I turn down the hideaway alley to find a line of prospective patrons waiting outside the venue. I’ve never encountered a line here before. I ask the guy ahead of me if they’re at capacity or if this is just a smoker’s circle.

“Yes, we are waiting,” he says in a subtle lilt. Buttoned up and tucked in, I surmise he’s not from around here.

“Guess it’s a busy night,” I say. “In Plain Sight is playing.” He offers a blank stare.

“Local house DJs.”

“Oh! We are from Ukraine. House music is in our blood.” I take this as a good sign for the night.

As I light up a cigarette for the wait, my Ukrainian friends and I are joined by this fetching girl in a ‘90s throwback flower print mini dress. The doorman informs her we are at capacity, news to which she looks genuinely disturbed. Hey honey, it shouldn’t take long, we’re all cool here. It’s when he asks if she is actually one of the band member’s girlfriends, who does have a spot on the list, that she is visibly relieved.

There it is.

“Yeah, they said you would be showing up. I’ve been holding a place for you, love.” Door guy continues to cajole her as he swings the metal door open, to the rest of us adding “the perks of being a musician’s girlfriend!” I remain silent but am tickled inside. Yeah, the perks are sexy, but it hits me how the flip side of being intimately involved with a professional musician is a little less glamorous: rigorous practice and touring schedules, knowing when to give a creative opinion and when to shut the fuck up, frustration, jealousy, intermittent neglect. A relationship of this nature requires an ironclad emotional intelligence, and there should be full-on training for it. Bless you, baby girl in the pretty dress.

The irony of this situation is that for the first time in ages I did not bother securing my own guest list spot since I wasn’t sure if I would in fact make it, and the show was free anyway. But tonight I’m totally cool hanging on the other side of it again. I have plenty of cigarettes.
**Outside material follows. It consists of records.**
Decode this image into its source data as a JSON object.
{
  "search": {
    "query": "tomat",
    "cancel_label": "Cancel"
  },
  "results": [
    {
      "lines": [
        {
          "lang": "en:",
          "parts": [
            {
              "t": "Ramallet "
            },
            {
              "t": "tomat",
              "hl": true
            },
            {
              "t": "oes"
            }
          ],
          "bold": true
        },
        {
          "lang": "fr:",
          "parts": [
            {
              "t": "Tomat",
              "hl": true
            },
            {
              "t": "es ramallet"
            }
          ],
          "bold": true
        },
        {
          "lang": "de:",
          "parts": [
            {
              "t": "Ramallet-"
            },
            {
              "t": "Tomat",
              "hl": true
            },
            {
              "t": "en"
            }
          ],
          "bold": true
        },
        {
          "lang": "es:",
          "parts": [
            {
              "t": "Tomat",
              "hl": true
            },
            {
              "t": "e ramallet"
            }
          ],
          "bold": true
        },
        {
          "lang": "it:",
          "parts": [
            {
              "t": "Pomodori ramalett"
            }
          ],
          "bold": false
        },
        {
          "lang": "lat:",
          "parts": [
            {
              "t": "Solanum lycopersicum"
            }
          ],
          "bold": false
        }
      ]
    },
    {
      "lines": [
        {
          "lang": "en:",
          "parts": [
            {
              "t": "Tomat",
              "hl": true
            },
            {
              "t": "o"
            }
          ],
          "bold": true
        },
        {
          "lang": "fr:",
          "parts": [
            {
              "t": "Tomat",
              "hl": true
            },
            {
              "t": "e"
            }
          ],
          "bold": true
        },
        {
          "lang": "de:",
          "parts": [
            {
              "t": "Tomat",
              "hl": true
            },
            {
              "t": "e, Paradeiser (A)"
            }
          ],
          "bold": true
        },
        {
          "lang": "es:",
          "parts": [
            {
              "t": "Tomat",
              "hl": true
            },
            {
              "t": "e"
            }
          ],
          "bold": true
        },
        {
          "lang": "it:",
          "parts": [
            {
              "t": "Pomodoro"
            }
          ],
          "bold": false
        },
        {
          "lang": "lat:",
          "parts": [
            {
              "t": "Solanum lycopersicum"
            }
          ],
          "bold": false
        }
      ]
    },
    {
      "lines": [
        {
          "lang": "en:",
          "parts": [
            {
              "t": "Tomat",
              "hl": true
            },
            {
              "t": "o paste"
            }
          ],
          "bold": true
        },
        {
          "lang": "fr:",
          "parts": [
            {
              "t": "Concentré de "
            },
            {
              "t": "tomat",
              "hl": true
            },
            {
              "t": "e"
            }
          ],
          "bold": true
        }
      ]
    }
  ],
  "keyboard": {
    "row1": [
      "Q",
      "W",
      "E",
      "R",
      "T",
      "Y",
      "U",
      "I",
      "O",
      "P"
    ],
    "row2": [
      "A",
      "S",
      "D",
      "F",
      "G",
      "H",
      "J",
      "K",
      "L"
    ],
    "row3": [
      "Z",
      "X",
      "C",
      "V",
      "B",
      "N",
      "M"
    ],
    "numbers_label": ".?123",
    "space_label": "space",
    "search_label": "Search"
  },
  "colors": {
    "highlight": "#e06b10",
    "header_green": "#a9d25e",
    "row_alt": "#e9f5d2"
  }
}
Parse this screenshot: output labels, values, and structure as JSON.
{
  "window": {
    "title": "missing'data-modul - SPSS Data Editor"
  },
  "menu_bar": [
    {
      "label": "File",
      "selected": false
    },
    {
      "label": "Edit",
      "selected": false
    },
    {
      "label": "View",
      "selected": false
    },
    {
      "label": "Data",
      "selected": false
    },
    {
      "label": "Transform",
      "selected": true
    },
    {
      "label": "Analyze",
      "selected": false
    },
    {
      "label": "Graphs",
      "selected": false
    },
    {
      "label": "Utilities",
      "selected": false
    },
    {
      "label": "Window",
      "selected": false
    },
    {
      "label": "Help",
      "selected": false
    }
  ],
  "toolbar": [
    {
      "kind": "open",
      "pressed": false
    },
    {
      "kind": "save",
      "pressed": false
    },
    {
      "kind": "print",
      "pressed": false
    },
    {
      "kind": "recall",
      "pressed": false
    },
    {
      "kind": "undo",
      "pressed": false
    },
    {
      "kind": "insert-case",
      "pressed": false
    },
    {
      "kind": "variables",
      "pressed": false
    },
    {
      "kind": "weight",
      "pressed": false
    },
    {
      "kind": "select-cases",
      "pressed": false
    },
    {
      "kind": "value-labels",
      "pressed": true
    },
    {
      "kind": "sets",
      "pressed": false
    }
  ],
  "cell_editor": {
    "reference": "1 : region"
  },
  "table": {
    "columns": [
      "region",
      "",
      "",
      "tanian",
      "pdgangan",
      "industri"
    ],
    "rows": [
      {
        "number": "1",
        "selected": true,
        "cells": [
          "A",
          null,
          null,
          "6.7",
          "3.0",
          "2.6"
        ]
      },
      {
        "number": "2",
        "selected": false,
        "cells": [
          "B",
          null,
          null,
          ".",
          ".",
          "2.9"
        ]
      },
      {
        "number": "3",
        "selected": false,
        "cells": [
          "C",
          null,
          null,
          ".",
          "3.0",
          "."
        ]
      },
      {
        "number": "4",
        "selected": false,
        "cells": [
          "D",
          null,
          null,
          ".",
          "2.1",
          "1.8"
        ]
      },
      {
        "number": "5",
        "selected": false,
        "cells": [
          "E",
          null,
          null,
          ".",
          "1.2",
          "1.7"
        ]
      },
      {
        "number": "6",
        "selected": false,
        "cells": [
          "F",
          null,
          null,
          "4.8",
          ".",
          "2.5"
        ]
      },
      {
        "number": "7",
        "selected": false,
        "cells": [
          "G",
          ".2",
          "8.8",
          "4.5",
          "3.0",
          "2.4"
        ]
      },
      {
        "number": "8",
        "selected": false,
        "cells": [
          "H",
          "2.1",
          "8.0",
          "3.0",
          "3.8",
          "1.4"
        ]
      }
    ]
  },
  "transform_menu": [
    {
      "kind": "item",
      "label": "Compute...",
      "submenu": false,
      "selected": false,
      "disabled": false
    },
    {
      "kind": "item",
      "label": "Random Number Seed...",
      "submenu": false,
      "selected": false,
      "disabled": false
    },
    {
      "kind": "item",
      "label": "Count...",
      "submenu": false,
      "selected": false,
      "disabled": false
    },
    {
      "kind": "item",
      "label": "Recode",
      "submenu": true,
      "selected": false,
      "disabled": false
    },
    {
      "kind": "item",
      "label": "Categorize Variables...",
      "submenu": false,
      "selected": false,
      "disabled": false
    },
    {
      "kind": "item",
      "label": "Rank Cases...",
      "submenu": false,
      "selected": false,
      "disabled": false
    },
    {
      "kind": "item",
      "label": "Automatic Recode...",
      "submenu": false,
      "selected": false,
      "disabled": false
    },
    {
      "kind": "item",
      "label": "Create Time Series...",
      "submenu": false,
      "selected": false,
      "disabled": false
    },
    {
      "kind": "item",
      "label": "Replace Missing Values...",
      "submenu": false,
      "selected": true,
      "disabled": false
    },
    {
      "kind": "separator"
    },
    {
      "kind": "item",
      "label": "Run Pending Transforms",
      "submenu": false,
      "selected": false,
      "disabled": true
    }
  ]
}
Set in the underground, speakeasy-style, One World Brewing turns up for In Plain Sight. DJs Lucas Ledford, Ezekiel and Nomad in the Dark make up the trio, who switch off on the tables every 20 minutes or so to keep the pulsing rhythm continuously flowing by way of their individual talents. It’s extra satisfying to finally be in front of In Plain Sight, as I tell you what: I’d been mistaking them for some other group I don’t dig for, like, two years. Can you imagine! It was only at a Moog event in June that I realized who they actually are: bringers of straight up, down ‘n dirty house + techno in a local music scene seriously lacking in it. Where the fuck have I been?

The DJ tables are set up against the brewing room, the eerie green glow from which is the only light in this dark corner. The dance party is in full swing, a typical mix of Asheville types bumping and grooving together. I don’t speak to anyone on the floor, though I’m glad they’re all here; in a sea of bodies I am going into forgotten conversation with my own. My heart declares itself upon the foundation of the strong, repetitive, unembellished beat; I close my eyes and blazing visions of color bleed from my core like spilled ink. Streams of fevered sweat are rolling sub rosa down my chest, under the thin layer of my shirt. I can’t tell which beat is the kick and which is my heart.

Halfway through the set, Nomad in the Dark (aka Ephraim Dean) steps out from behind the tables to greet me. “Are you Backstage Sass?” He must have recognized me by the RBTS WIN tank I’ve (seriously) been rocking for two weeks.

“That’s me,” I confirm, my face aglow, my eyes wide. He might think I’m on drugs. I’d might as well be. He thanks me for coming out and further extends his appreciation for my role in the music community, what with my being an outspoken super fan and all. As if my heart wasn’t warm enough right now.

These guys are clearly a friendly bunch. Their popularity is palpable; it seems almost everyone on the dance floor at one time or another steps behind the speakers to talk to them, except me. In Plain Sight, indeed: the kind of group who is fully here, available to and merging so naturally with their audience.

Which leads me to believe we’ll be meeting again. Watch out, fellas, you’ve got my impassioned ass for a fan now too.

Missed IPS this time around? Catch them August 14th at the New Mountain SOL Bar.